“Are you Zionists?”And it goes downhill from there. Not to be missed.
My colleague Armin Rosen and I were supposed to be conducting the interview. Instead, we were put on the defensive before we could even ask our first question.
“Of course not,” I said.
“Nope,” Armin said. “I don’t have a Zionist bone in my body.”
We were at the headquarters for the UGGT, Tunisia’s biggest labor union, in the small city of Kasserine just down the road from Sidi Bouzid where the revolution—and the region-wide Arab Spring generally—began at the tail end of 2010 when fruit vendor Mohammad Bouazizi set himself on fire to protest crooked and onerous government regulation.
Four men sat in the union office with us. Armin and I wanted to hear about what happened in the early days of the revolt against Zine El Abidine Ben Ali’s autocratic regime, but they were in no mood to share such information with Zionists.
Our translator Ahmed Medien, a young and—shall we say—more cosmopolitan journalist based in the capital, Tunis, sat with us.
“What if we were Zionists?” I said, directing my question to Ahmed as much as to our interlocutors.
“They wouldn’t talk to you,” he said. ...

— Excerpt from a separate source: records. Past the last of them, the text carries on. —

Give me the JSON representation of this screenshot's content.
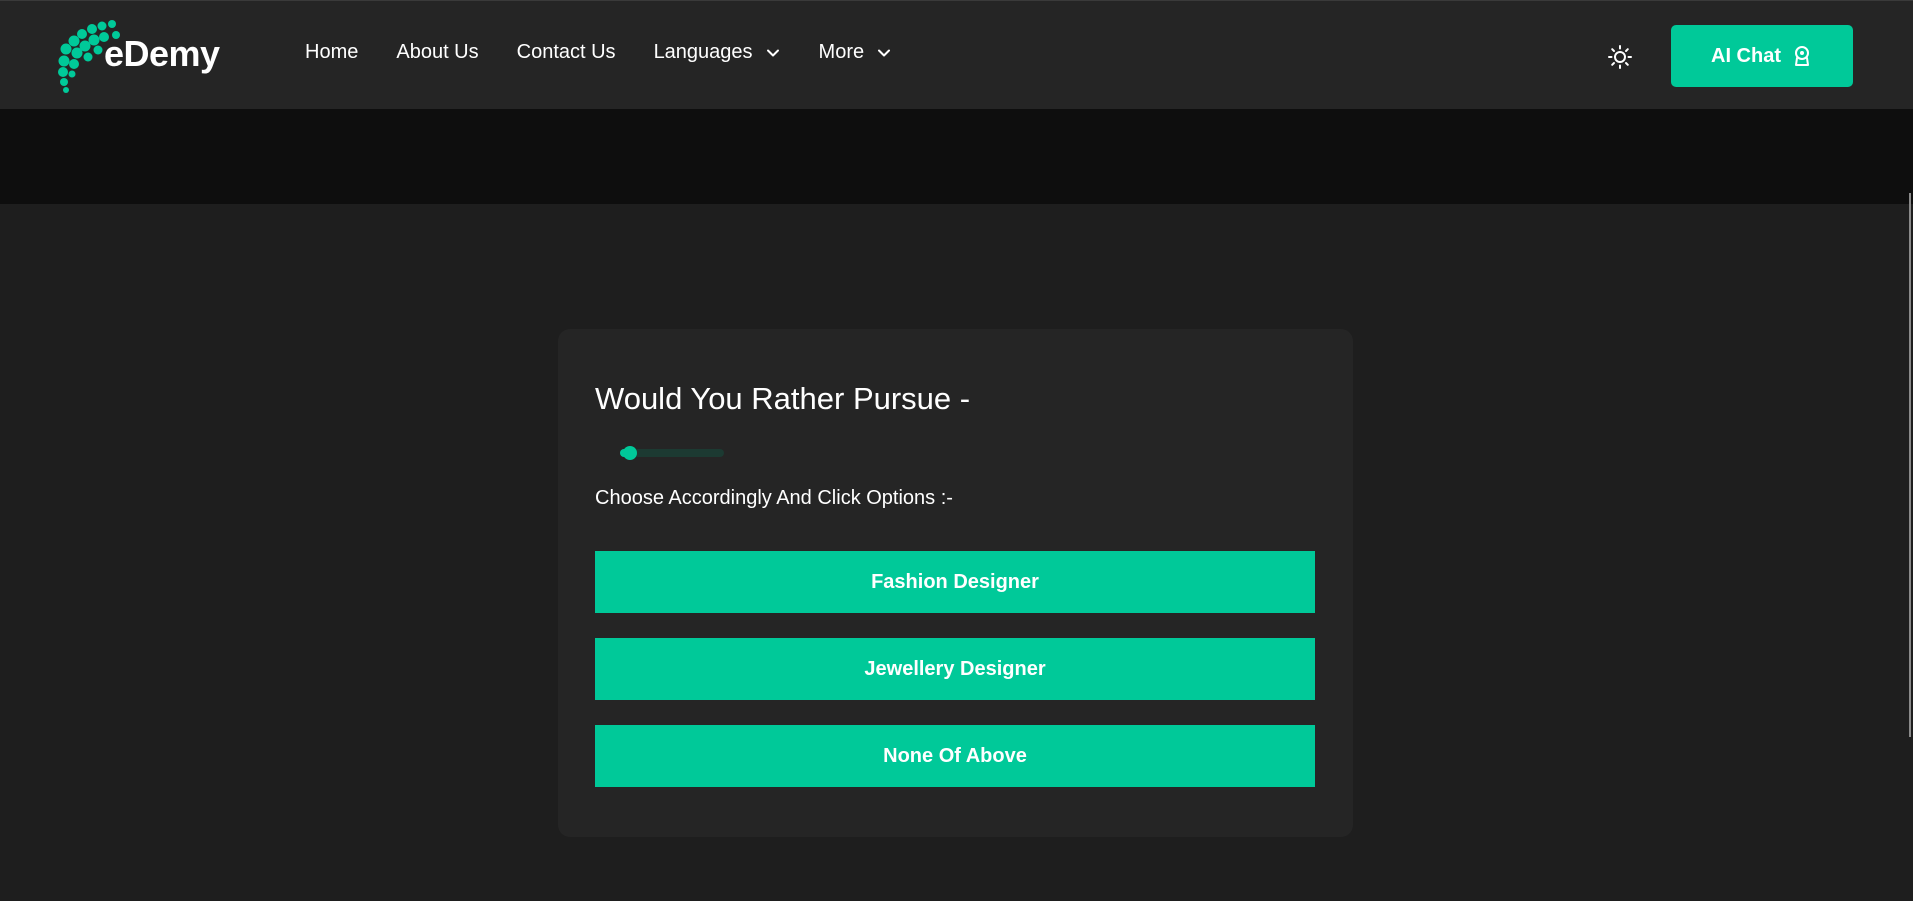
{
  "brand": {
    "name": "eDemy",
    "accent_color": "#00c999"
  },
  "nav": {
    "items": [
      {
        "label": "Home"
      },
      {
        "label": "About Us"
      },
      {
        "label": "Contact Us"
      },
      {
        "label": "Languages",
        "icon": "chevron-down-icon"
      },
      {
        "label": "More",
        "icon": "chevron-down-icon"
      }
    ]
  },
  "header": {
    "theme_toggle_icon": "sun-icon",
    "ai_chat_label": "AI Chat",
    "ai_chat_icon": "bot-icon"
  },
  "quiz": {
    "question": "Would You Rather Pursue -",
    "progress": 0.1,
    "instruction": "Choose Accordingly And Click Options :-",
    "options": [
      {
        "label": "Fashion Designer"
      },
      {
        "label": "Jewellery Designer"
      },
      {
        "label": "None Of Above"
      }
    ]
  }
}
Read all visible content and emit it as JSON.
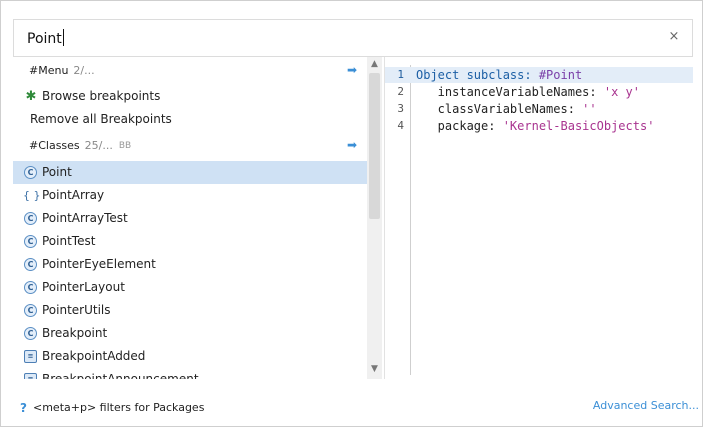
{
  "search": {
    "value": "Point",
    "close_symbol": "×"
  },
  "results": {
    "menu_category": {
      "label": "#Menu",
      "count": "2/...",
      "arrow": "➡"
    },
    "menu_items": [
      {
        "label": "Browse breakpoints",
        "icon": "bug-icon"
      },
      {
        "label": "Remove all Breakpoints",
        "icon": ""
      }
    ],
    "classes_category": {
      "label": "#Classes",
      "count": "25/...",
      "badge": "BB",
      "arrow": "➡"
    },
    "class_items": [
      {
        "label": "Point",
        "icon": "class-icon",
        "glyph": "C",
        "selected": true
      },
      {
        "label": "PointArray",
        "icon": "braces-icon",
        "glyph": "{ }"
      },
      {
        "label": "PointArrayTest",
        "icon": "class-icon",
        "glyph": "C"
      },
      {
        "label": "PointTest",
        "icon": "class-icon",
        "glyph": "C"
      },
      {
        "label": "PointerEyeElement",
        "icon": "class-icon",
        "glyph": "C"
      },
      {
        "label": "PointerLayout",
        "icon": "class-icon",
        "glyph": "C"
      },
      {
        "label": "PointerUtils",
        "icon": "class-icon",
        "glyph": "C"
      },
      {
        "label": "Breakpoint",
        "icon": "class-icon",
        "glyph": "C"
      },
      {
        "label": "BreakpointAdded",
        "icon": "message-icon",
        "glyph": "≡"
      },
      {
        "label": "BreakpointAnnouncement",
        "icon": "message-icon",
        "glyph": "≡"
      }
    ]
  },
  "scrollbar": {
    "up": "▲",
    "down": "▼"
  },
  "code": {
    "lines": [
      {
        "num": "1",
        "a": "Object subclass: ",
        "b": "#Point",
        "c": ""
      },
      {
        "num": "2",
        "a": "   instanceVariableNames: ",
        "b": "",
        "c": "'x y'"
      },
      {
        "num": "3",
        "a": "   classVariableNames: ",
        "b": "",
        "c": "''"
      },
      {
        "num": "4",
        "a": "   package: ",
        "b": "",
        "c": "'Kernel-BasicObjects'"
      }
    ]
  },
  "footer": {
    "help_mark": "?",
    "help_text": "<meta+p> filters for Packages",
    "advanced_link": "Advanced Search..."
  },
  "colors": {
    "accent": "#3b8fd6",
    "selection": "#cfe1f4",
    "current_line": "#e3edf8"
  }
}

Totten: Where the Arab Spring Began
Michael Totten has a sobering post on his recent visit to Kasserine, Tunisia: